You can use this agreement to:
- Identify the least and most reliable analysts in a pool.
- Calculate an analyst’s consistency over time.
- Create reference standards, sometimes called gold standards, benchmarks, or ground-truth answers.
- Escalate complex or confusing tasks.
Although multiple variations of the Consensus QA method exist, all involve the same input being processed more than once by two or more analysts.
Example financial services use cases for the Consensus method
- Invoice transcription: Split, sort, and transcribe data for a niche invoice automation platform.
- Data categorization: Extract and categorize a set of information from varying document types.
- Sentiment analysis: Identify whether a sentiment is neutral, positive, or negative.
Side-by-side comparison of the three QA methods
Would you like to see a side-by-side comparison of the three QA methods? Download the Outsourced Data Processing white paper, which includes a comparison chart, plus a detailed discussion of quality control and continuous improvement.
If you found this post helpful, you might want to read the next post in this series—Quality Control for Fintech and Finserv Data Processing: Sustaining High Accuracy. That post talks about quality control—the future-focused, scientific approach for predicting where quality is headed.

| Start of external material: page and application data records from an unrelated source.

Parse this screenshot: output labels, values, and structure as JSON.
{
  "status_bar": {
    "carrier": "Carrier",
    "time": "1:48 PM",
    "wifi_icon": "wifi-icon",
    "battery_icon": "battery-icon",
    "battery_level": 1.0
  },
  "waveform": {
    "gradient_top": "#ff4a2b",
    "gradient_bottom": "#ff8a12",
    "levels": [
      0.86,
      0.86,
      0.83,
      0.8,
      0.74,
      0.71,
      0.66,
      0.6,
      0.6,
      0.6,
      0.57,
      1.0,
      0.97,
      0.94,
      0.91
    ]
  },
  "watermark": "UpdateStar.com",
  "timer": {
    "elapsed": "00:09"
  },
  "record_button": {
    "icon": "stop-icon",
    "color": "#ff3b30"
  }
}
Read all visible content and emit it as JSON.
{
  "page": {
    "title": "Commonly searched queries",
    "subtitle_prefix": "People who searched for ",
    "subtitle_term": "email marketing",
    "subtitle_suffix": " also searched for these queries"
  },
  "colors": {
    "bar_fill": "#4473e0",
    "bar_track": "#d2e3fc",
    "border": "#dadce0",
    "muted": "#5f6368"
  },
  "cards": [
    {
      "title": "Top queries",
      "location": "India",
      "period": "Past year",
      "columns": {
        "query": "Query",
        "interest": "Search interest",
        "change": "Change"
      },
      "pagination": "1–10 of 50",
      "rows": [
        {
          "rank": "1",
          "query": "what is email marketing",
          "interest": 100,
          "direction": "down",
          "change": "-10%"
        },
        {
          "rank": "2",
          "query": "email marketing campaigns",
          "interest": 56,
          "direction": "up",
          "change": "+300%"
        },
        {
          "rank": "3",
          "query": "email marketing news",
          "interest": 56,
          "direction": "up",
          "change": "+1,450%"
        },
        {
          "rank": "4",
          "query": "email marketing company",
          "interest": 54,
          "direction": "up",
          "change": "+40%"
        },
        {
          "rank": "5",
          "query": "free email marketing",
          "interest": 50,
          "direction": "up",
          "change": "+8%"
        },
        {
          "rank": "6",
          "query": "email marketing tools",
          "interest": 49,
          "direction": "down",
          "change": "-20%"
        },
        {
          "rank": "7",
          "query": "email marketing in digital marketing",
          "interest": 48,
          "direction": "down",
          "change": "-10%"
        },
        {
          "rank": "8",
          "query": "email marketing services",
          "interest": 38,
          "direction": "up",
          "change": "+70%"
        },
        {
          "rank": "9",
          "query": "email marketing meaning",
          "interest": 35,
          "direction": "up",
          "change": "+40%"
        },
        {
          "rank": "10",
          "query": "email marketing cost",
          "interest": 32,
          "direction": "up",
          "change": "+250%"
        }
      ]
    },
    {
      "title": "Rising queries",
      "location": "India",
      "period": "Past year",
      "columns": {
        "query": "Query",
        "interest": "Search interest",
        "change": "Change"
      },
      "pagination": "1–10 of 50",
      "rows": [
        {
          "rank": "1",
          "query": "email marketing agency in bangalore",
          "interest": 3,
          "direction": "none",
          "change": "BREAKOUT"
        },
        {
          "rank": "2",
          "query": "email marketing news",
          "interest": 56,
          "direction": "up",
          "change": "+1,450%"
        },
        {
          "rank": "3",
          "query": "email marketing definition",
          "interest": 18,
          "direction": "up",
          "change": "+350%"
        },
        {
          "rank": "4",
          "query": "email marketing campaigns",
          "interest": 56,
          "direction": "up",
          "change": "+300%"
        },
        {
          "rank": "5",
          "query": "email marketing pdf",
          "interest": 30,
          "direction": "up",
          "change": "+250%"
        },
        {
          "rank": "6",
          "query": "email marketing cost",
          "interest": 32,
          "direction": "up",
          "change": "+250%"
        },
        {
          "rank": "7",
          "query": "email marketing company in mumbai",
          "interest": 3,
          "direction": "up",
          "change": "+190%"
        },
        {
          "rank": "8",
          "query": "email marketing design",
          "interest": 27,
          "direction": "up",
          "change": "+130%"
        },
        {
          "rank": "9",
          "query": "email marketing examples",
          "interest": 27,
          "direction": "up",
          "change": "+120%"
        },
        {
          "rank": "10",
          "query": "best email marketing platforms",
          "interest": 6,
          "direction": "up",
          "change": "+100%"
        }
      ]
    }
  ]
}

CloudFactory is driving innovation in the financial services and financial technology industries by processing hundreds of millions of documents each year for visionary companies across the finance industry. We bring you a clean, well-described set of ideas around performance management, scaling, and elasticity to move volume up and down while maintaining high speed and accuracy. Learn more about our data processing work here.